** Entries supplied **
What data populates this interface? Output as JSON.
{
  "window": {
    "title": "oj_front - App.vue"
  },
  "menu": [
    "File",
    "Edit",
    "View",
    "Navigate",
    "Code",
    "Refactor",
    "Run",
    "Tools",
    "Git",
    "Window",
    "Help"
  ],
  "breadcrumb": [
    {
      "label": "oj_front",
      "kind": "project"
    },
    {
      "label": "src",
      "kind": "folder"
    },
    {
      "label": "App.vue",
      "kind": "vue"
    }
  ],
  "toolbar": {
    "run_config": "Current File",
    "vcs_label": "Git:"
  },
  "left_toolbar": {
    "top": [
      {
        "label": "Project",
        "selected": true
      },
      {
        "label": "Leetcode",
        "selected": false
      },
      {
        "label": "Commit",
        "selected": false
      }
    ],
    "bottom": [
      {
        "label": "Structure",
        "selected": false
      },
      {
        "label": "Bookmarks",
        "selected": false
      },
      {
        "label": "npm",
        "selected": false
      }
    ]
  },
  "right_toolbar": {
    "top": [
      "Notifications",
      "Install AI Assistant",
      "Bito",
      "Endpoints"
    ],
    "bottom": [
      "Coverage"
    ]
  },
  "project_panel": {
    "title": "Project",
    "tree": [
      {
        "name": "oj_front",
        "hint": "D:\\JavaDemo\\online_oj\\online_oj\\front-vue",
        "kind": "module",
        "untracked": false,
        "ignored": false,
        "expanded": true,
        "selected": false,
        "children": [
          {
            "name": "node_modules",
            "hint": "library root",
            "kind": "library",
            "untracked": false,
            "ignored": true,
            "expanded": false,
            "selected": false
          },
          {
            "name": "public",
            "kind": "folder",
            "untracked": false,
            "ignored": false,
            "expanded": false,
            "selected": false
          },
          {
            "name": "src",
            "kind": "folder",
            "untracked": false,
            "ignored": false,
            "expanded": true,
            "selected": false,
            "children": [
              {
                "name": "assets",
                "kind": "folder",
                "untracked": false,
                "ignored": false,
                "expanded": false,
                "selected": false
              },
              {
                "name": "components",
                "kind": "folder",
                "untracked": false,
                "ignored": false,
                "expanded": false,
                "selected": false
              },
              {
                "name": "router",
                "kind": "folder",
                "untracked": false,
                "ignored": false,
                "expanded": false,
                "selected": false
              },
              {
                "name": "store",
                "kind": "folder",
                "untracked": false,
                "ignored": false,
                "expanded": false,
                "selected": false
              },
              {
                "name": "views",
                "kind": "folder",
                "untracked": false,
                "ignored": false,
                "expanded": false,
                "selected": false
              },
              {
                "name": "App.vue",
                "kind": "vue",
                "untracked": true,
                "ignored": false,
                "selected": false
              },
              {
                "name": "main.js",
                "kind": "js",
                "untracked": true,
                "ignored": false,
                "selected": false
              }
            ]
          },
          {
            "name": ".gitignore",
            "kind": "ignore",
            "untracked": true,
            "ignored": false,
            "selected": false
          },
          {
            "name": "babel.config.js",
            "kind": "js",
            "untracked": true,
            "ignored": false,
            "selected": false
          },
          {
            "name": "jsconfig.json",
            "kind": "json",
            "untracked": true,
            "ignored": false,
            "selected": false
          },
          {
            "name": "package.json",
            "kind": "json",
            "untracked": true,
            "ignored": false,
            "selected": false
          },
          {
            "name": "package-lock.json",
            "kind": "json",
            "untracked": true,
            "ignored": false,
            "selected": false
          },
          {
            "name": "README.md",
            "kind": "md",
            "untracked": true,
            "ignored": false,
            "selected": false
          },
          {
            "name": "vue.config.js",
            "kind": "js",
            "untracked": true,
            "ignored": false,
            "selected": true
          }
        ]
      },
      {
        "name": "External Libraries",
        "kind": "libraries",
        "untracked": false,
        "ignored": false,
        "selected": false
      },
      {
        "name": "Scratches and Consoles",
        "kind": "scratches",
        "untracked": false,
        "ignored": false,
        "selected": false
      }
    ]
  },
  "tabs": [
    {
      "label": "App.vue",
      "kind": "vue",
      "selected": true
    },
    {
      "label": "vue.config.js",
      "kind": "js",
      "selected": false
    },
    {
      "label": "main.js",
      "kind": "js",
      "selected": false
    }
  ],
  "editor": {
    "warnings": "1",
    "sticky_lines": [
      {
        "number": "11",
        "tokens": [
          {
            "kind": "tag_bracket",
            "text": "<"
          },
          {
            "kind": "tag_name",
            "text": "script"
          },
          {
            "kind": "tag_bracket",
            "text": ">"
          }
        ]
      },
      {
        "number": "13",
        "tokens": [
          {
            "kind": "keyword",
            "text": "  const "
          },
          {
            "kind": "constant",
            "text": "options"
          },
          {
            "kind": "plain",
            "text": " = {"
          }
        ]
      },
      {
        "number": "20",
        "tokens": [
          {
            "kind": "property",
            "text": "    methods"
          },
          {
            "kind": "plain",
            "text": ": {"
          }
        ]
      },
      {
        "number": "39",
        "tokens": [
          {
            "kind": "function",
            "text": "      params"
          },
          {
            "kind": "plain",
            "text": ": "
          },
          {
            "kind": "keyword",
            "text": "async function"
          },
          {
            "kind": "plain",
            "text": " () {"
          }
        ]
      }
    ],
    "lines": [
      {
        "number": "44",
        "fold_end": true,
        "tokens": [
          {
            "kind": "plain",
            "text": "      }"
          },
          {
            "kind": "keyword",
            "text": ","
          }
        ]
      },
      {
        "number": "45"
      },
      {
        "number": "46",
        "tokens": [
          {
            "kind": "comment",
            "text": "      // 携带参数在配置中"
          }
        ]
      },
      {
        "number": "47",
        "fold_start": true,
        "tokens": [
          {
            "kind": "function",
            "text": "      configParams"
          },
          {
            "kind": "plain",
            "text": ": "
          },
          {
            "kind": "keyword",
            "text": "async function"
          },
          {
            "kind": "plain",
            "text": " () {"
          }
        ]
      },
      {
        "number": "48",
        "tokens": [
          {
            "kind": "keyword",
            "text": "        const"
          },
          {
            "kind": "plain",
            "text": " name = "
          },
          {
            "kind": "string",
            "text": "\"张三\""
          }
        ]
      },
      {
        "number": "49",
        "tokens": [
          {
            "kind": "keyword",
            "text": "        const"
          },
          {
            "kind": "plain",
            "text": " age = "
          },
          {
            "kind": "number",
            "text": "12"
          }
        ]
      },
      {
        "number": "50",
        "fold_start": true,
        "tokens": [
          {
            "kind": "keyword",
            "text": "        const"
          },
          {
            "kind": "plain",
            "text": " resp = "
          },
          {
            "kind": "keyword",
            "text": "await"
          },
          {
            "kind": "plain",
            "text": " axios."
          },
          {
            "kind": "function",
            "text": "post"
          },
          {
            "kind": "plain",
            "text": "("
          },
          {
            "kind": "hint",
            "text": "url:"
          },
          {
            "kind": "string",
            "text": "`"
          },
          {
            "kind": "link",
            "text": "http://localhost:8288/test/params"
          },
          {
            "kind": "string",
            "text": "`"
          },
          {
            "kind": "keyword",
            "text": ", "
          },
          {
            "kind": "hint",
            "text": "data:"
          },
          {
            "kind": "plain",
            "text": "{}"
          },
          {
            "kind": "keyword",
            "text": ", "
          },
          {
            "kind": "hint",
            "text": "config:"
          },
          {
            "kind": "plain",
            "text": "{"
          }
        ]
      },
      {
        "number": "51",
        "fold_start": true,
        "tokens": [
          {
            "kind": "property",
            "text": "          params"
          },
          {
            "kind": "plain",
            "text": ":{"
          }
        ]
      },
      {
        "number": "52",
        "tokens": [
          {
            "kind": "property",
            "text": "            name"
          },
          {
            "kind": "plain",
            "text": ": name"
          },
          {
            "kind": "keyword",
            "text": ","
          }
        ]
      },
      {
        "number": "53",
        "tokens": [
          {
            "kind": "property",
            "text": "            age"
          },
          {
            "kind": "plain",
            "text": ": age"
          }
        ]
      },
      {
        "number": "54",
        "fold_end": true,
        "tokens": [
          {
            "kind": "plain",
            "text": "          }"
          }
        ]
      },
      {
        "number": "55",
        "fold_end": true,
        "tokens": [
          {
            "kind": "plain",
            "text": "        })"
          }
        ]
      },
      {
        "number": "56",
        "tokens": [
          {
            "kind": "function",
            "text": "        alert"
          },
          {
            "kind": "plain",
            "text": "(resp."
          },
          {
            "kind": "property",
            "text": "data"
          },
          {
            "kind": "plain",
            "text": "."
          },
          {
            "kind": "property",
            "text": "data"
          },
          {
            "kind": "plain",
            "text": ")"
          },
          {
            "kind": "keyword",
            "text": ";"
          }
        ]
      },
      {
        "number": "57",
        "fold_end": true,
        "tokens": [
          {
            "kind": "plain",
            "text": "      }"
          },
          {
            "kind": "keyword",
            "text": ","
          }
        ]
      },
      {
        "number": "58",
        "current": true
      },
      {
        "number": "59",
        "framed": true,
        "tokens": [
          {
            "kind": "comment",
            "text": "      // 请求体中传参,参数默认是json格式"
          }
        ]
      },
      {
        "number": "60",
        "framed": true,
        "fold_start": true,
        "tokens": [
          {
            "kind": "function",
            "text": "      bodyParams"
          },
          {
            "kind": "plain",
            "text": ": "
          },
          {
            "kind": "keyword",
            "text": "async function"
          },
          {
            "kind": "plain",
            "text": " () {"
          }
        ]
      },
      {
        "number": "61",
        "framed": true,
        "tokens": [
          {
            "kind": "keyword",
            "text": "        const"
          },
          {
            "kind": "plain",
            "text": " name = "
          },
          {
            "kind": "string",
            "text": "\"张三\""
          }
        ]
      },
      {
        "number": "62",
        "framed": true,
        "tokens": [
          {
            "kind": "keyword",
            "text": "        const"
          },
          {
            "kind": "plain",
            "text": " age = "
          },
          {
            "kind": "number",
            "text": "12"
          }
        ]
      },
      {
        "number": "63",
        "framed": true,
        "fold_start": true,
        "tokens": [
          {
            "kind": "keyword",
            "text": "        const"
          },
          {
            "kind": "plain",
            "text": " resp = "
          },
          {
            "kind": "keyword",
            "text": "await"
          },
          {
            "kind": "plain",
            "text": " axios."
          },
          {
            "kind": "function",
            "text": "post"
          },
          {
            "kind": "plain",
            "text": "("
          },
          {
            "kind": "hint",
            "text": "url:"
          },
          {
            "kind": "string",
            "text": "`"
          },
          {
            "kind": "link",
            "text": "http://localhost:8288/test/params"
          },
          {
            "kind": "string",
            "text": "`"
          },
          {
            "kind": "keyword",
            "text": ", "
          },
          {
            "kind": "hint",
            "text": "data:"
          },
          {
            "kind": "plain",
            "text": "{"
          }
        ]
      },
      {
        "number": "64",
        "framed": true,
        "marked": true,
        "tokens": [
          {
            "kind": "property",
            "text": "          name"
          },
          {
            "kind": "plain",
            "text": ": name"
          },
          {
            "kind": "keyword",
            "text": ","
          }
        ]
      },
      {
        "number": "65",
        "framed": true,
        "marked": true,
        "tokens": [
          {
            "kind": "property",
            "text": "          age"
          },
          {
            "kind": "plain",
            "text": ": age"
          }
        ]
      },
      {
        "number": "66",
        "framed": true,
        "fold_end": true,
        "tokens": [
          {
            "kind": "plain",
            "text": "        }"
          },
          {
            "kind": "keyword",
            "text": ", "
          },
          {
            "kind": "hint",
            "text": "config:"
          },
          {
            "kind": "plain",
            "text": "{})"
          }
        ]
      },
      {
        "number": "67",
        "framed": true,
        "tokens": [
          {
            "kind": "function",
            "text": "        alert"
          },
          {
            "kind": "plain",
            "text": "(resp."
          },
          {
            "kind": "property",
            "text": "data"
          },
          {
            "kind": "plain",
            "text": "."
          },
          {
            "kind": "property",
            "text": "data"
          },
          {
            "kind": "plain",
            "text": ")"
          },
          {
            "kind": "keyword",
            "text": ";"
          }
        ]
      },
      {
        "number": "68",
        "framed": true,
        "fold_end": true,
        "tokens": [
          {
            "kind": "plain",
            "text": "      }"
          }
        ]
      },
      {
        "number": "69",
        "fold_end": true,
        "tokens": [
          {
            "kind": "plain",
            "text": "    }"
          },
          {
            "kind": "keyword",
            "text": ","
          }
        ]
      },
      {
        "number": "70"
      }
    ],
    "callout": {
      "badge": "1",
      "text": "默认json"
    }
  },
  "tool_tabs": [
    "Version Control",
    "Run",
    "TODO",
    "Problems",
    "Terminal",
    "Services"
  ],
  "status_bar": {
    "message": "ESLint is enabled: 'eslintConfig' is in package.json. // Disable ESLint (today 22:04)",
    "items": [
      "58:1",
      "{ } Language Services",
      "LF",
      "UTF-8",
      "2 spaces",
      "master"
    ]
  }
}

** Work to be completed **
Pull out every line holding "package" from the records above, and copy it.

** Output for this task **
            "name": "package.json",
            "name": "package-lock.json",
    "message": "ESLint is enabled: 'eslintConfig' is in package.json. // Disable ESLint (today 22:04)",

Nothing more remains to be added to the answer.